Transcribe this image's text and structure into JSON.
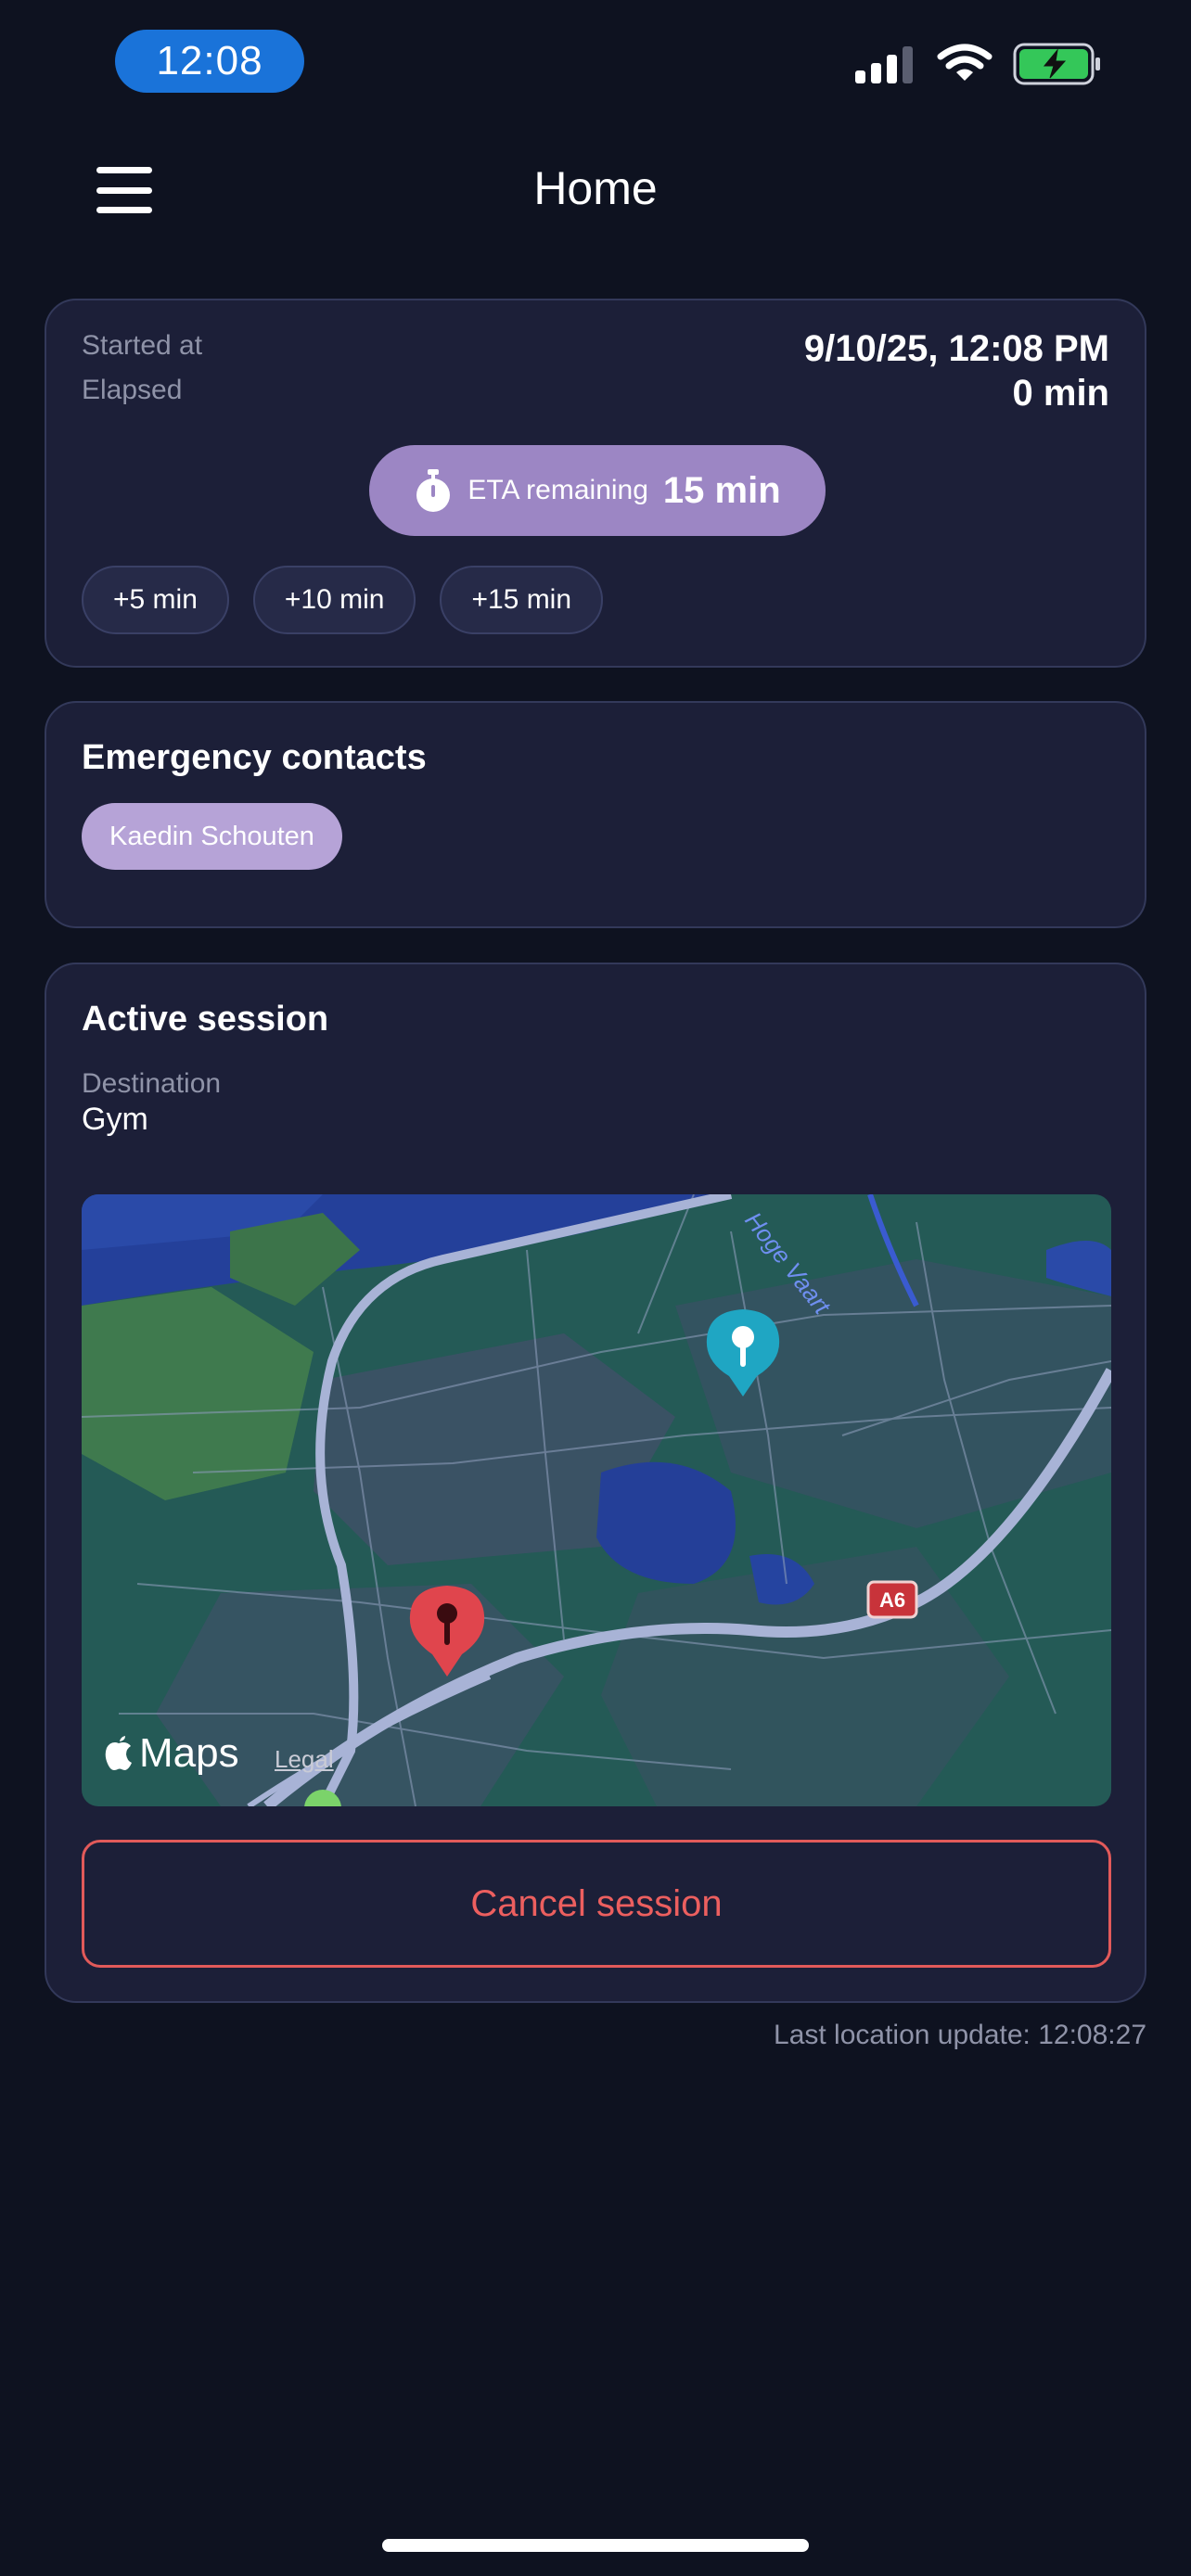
{
  "status_bar": {
    "time": "12:08",
    "icons": [
      "signal-icon",
      "wifi-icon",
      "battery-charging-icon"
    ]
  },
  "header": {
    "title": "Home",
    "menu_icon": "hamburger-menu-icon"
  },
  "timing": {
    "started_label": "Started at",
    "started_value": "9/10/25, 12:08 PM",
    "elapsed_label": "Elapsed",
    "elapsed_value": "0 min",
    "eta_label": "ETA remaining",
    "eta_value": "15 min",
    "eta_icon": "stopwatch-icon",
    "adjust_buttons": [
      "+5 min",
      "+10 min",
      "+15 min"
    ]
  },
  "contacts": {
    "title": "Emergency contacts",
    "items": [
      "Kaedin Schouten"
    ]
  },
  "session": {
    "title": "Active session",
    "destination_label": "Destination",
    "destination_value": "Gym",
    "map": {
      "road_label": "Hoge Vaart",
      "highway_shield": "A6",
      "brand": "Maps",
      "legal": "Legal"
    },
    "cancel_label": "Cancel session"
  },
  "footer": {
    "last_update": "Last location update: 12:08:27"
  },
  "colors": {
    "background": "#0e1220",
    "card": "#1c1f38",
    "accent_purple": "#9c86c4",
    "danger": "#ec5f5f",
    "time_pill": "#1a73d9"
  }
}
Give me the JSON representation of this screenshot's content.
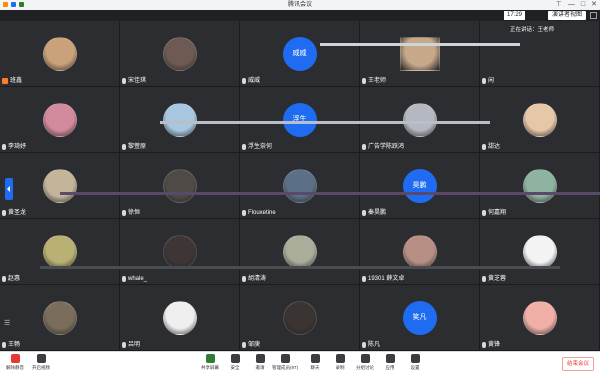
{
  "window": {
    "title": "腾讯会议"
  },
  "top": {
    "clock": "17:29",
    "speaker_view": "演讲者视图",
    "speaking_label": "正在讲话：王老师"
  },
  "participants": [
    {
      "name": "班鑫",
      "avatar": "photo",
      "color": "#c9a27a",
      "host": true
    },
    {
      "name": "宋佳琪",
      "avatar": "photo",
      "color": "#6e5a52"
    },
    {
      "name": "威威",
      "avatar": "text",
      "avatar_text": "威威"
    },
    {
      "name": "王老师",
      "avatar": "video",
      "color": "#c7a98a"
    },
    {
      "name": "闲",
      "avatar": "none"
    },
    {
      "name": "李琦妤",
      "avatar": "photo",
      "color": "#d48a9d"
    },
    {
      "name": "黎萱原",
      "avatar": "photo",
      "color": "#a7c8e0"
    },
    {
      "name": "浮生奈何",
      "avatar": "text",
      "avatar_text": "浮生"
    },
    {
      "name": "广告学陈跃鸿",
      "avatar": "photo",
      "color": "#b5b8c0"
    },
    {
      "name": "甜达",
      "avatar": "photo",
      "color": "#e6c7a8"
    },
    {
      "name": "黄圣龙",
      "avatar": "photo",
      "color": "#c4b59a"
    },
    {
      "name": "徐恒",
      "avatar": "photo",
      "color": "#4f4a46"
    },
    {
      "name": "Flouxetine",
      "avatar": "photo",
      "color": "#5b6f86"
    },
    {
      "name": "秦昊鹏",
      "avatar": "text",
      "avatar_text": "昊鹏"
    },
    {
      "name": "何嘉翔",
      "avatar": "photo",
      "color": "#8fb3a1"
    },
    {
      "name": "赵惠",
      "avatar": "photo",
      "color": "#b9b173"
    },
    {
      "name": "whale_",
      "avatar": "photo",
      "color": "#3d3536"
    },
    {
      "name": "胡清涛",
      "avatar": "photo",
      "color": "#a9ad9a"
    },
    {
      "name": "19301 薛文卓",
      "avatar": "photo",
      "color": "#b88f85"
    },
    {
      "name": "黄芝蓉",
      "avatar": "photo",
      "color": "#f3f3f3"
    },
    {
      "name": "王畅",
      "avatar": "photo",
      "color": "#7a6d5b"
    },
    {
      "name": "吕明",
      "avatar": "photo",
      "color": "#efefef"
    },
    {
      "name": "邹庚",
      "avatar": "photo",
      "color": "#3a3532"
    },
    {
      "name": "陈凡",
      "avatar": "text",
      "avatar_text": "笑凡"
    },
    {
      "name": "黄锋",
      "avatar": "photo",
      "color": "#f0b0a8"
    }
  ],
  "toolbar": {
    "buttons": [
      {
        "label": "解除静音",
        "icon": "microphone-icon"
      },
      {
        "label": "开启视频",
        "icon": "camera-icon"
      },
      {
        "label": "共享屏幕",
        "icon": "share-screen-icon"
      },
      {
        "label": "安全",
        "icon": "shield-icon"
      },
      {
        "label": "邀请",
        "icon": "invite-icon"
      },
      {
        "label": "管理成员(97)",
        "icon": "members-icon"
      },
      {
        "label": "聊天",
        "icon": "chat-icon"
      },
      {
        "label": "录制",
        "icon": "record-icon"
      },
      {
        "label": "分组讨论",
        "icon": "breakout-icon"
      },
      {
        "label": "应用",
        "icon": "apps-icon"
      },
      {
        "label": "设置",
        "icon": "settings-icon"
      }
    ],
    "end_meeting": "结束会议"
  }
}
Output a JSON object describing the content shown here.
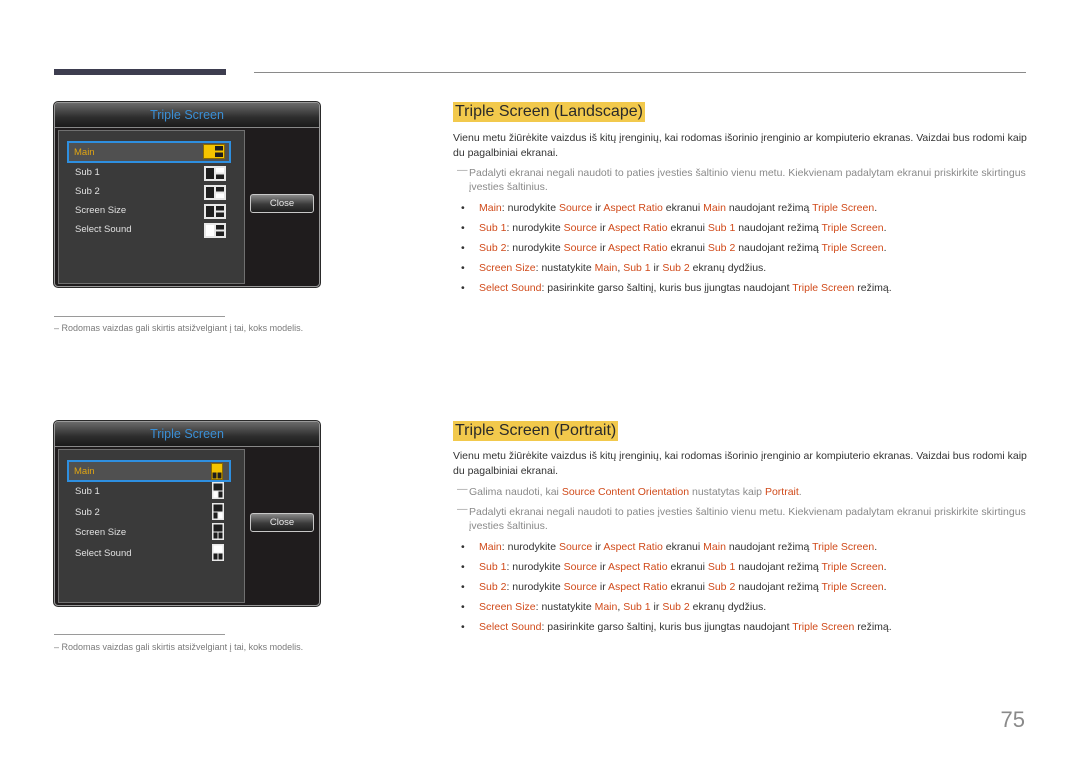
{
  "page_number": "75",
  "colors": {
    "accent": "#d04a1a",
    "heading_highlight": "#f2c94c",
    "osd_title": "#3a8fd6",
    "osd_selected": "#e1a512",
    "osd_focus_border": "#2e8fe0"
  },
  "osd_panels": [
    {
      "title": "Triple Screen",
      "orientation": "landscape",
      "items": [
        {
          "label": "Main",
          "icon": "layout-main-icon",
          "selected": true
        },
        {
          "label": "Sub 1",
          "icon": "layout-sub1-icon",
          "selected": false
        },
        {
          "label": "Sub 2",
          "icon": "layout-sub2-icon",
          "selected": false
        },
        {
          "label": "Screen Size",
          "icon": "layout-screen-size-icon",
          "selected": false
        },
        {
          "label": "Select Sound",
          "icon": "layout-select-sound-icon",
          "selected": false
        }
      ],
      "close_label": "Close"
    },
    {
      "title": "Triple Screen",
      "orientation": "portrait",
      "items": [
        {
          "label": "Main",
          "icon": "layout-main-icon",
          "selected": true
        },
        {
          "label": "Sub 1",
          "icon": "layout-sub1-icon",
          "selected": false
        },
        {
          "label": "Sub 2",
          "icon": "layout-sub2-icon",
          "selected": false
        },
        {
          "label": "Screen Size",
          "icon": "layout-screen-size-icon",
          "selected": false
        },
        {
          "label": "Select Sound",
          "icon": "layout-select-sound-icon",
          "selected": false
        }
      ],
      "close_label": "Close"
    }
  ],
  "footnote": "–  Rodomas vaizdas gali skirtis atsižvelgiant į tai, koks modelis.",
  "sections": [
    {
      "heading": "Triple Screen (Landscape)",
      "intro": "Vienu metu žiūrėkite vaizdus iš kitų įrenginių, kai rodomas išorinio įrenginio ar kompiuterio ekranas. Vaizdai bus rodomi kaip du pagalbiniai ekranai.",
      "notes": [
        [
          {
            "t": "Padalyti ekranai negali naudoti to paties įvesties šaltinio vienu metu. Kiekvienam padalytam ekranui priskirkite skirtingus įvesties šaltinius.",
            "hl": false
          }
        ]
      ],
      "bullets": [
        [
          {
            "t": "Main",
            "hl": true
          },
          {
            "t": ": nurodykite  ",
            "hl": false
          },
          {
            "t": "Source",
            "hl": true
          },
          {
            "t": " ir ",
            "hl": false
          },
          {
            "t": "Aspect Ratio",
            "hl": true
          },
          {
            "t": " ekranui ",
            "hl": false
          },
          {
            "t": "Main",
            "hl": true
          },
          {
            "t": " naudojant režimą ",
            "hl": false
          },
          {
            "t": "Triple Screen",
            "hl": true
          },
          {
            "t": ".",
            "hl": false
          }
        ],
        [
          {
            "t": "Sub 1",
            "hl": true
          },
          {
            "t": ": nurodykite  ",
            "hl": false
          },
          {
            "t": "Source",
            "hl": true
          },
          {
            "t": " ir ",
            "hl": false
          },
          {
            "t": "Aspect Ratio",
            "hl": true
          },
          {
            "t": " ekranui ",
            "hl": false
          },
          {
            "t": "Sub 1",
            "hl": true
          },
          {
            "t": " naudojant režimą ",
            "hl": false
          },
          {
            "t": "Triple Screen",
            "hl": true
          },
          {
            "t": ".",
            "hl": false
          }
        ],
        [
          {
            "t": "Sub 2",
            "hl": true
          },
          {
            "t": ": nurodykite  ",
            "hl": false
          },
          {
            "t": "Source",
            "hl": true
          },
          {
            "t": " ir ",
            "hl": false
          },
          {
            "t": "Aspect Ratio",
            "hl": true
          },
          {
            "t": " ekranui ",
            "hl": false
          },
          {
            "t": "Sub 2",
            "hl": true
          },
          {
            "t": " naudojant režimą ",
            "hl": false
          },
          {
            "t": "Triple Screen",
            "hl": true
          },
          {
            "t": ".",
            "hl": false
          }
        ],
        [
          {
            "t": "Screen Size",
            "hl": true
          },
          {
            "t": ": nustatykite ",
            "hl": false
          },
          {
            "t": "Main",
            "hl": true
          },
          {
            "t": ", ",
            "hl": false
          },
          {
            "t": "Sub 1",
            "hl": true
          },
          {
            "t": " ir ",
            "hl": false
          },
          {
            "t": "Sub 2",
            "hl": true
          },
          {
            "t": " ekranų dydžius.",
            "hl": false
          }
        ],
        [
          {
            "t": "Select Sound",
            "hl": true
          },
          {
            "t": ": pasirinkite garso šaltinį, kuris bus įjungtas naudojant ",
            "hl": false
          },
          {
            "t": "Triple Screen",
            "hl": true
          },
          {
            "t": " režimą.",
            "hl": false
          }
        ]
      ]
    },
    {
      "heading": "Triple Screen (Portrait)",
      "intro": "Vienu metu žiūrėkite vaizdus iš kitų įrenginių, kai rodomas išorinio įrenginio ar kompiuterio ekranas. Vaizdai bus rodomi kaip du pagalbiniai ekranai.",
      "notes": [
        [
          {
            "t": "Galima naudoti, kai ",
            "hl": false
          },
          {
            "t": "Source Content Orientation",
            "hl": true
          },
          {
            "t": " nustatytas kaip ",
            "hl": false
          },
          {
            "t": "Portrait",
            "hl": true
          },
          {
            "t": ".",
            "hl": false
          }
        ],
        [
          {
            "t": "Padalyti ekranai negali naudoti to paties įvesties šaltinio vienu metu. Kiekvienam padalytam ekranui priskirkite skirtingus įvesties šaltinius.",
            "hl": false
          }
        ]
      ],
      "bullets": [
        [
          {
            "t": "Main",
            "hl": true
          },
          {
            "t": ": nurodykite  ",
            "hl": false
          },
          {
            "t": "Source",
            "hl": true
          },
          {
            "t": " ir ",
            "hl": false
          },
          {
            "t": "Aspect Ratio",
            "hl": true
          },
          {
            "t": " ekranui ",
            "hl": false
          },
          {
            "t": "Main",
            "hl": true
          },
          {
            "t": " naudojant režimą ",
            "hl": false
          },
          {
            "t": "Triple Screen",
            "hl": true
          },
          {
            "t": ".",
            "hl": false
          }
        ],
        [
          {
            "t": "Sub 1",
            "hl": true
          },
          {
            "t": ": nurodykite  ",
            "hl": false
          },
          {
            "t": "Source",
            "hl": true
          },
          {
            "t": " ir ",
            "hl": false
          },
          {
            "t": "Aspect Ratio",
            "hl": true
          },
          {
            "t": " ekranui ",
            "hl": false
          },
          {
            "t": "Sub 1",
            "hl": true
          },
          {
            "t": " naudojant režimą ",
            "hl": false
          },
          {
            "t": "Triple Screen",
            "hl": true
          },
          {
            "t": ".",
            "hl": false
          }
        ],
        [
          {
            "t": "Sub 2",
            "hl": true
          },
          {
            "t": ": nurodykite  ",
            "hl": false
          },
          {
            "t": "Source",
            "hl": true
          },
          {
            "t": " ir ",
            "hl": false
          },
          {
            "t": "Aspect Ratio",
            "hl": true
          },
          {
            "t": " ekranui ",
            "hl": false
          },
          {
            "t": "Sub 2",
            "hl": true
          },
          {
            "t": " naudojant režimą ",
            "hl": false
          },
          {
            "t": "Triple Screen",
            "hl": true
          },
          {
            "t": ".",
            "hl": false
          }
        ],
        [
          {
            "t": "Screen Size",
            "hl": true
          },
          {
            "t": ": nustatykite ",
            "hl": false
          },
          {
            "t": "Main",
            "hl": true
          },
          {
            "t": ", ",
            "hl": false
          },
          {
            "t": "Sub 1",
            "hl": true
          },
          {
            "t": " ir ",
            "hl": false
          },
          {
            "t": "Sub 2",
            "hl": true
          },
          {
            "t": " ekranų dydžius.",
            "hl": false
          }
        ],
        [
          {
            "t": "Select Sound",
            "hl": true
          },
          {
            "t": ": pasirinkite garso šaltinį, kuris bus įjungtas naudojant ",
            "hl": false
          },
          {
            "t": "Triple Screen",
            "hl": true
          },
          {
            "t": " režimą.",
            "hl": false
          }
        ]
      ]
    }
  ]
}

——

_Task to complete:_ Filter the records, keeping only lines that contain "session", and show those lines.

_Expected output:_
  "session": {
    "title": "Active session",
    "cancel_label": "Cancel session"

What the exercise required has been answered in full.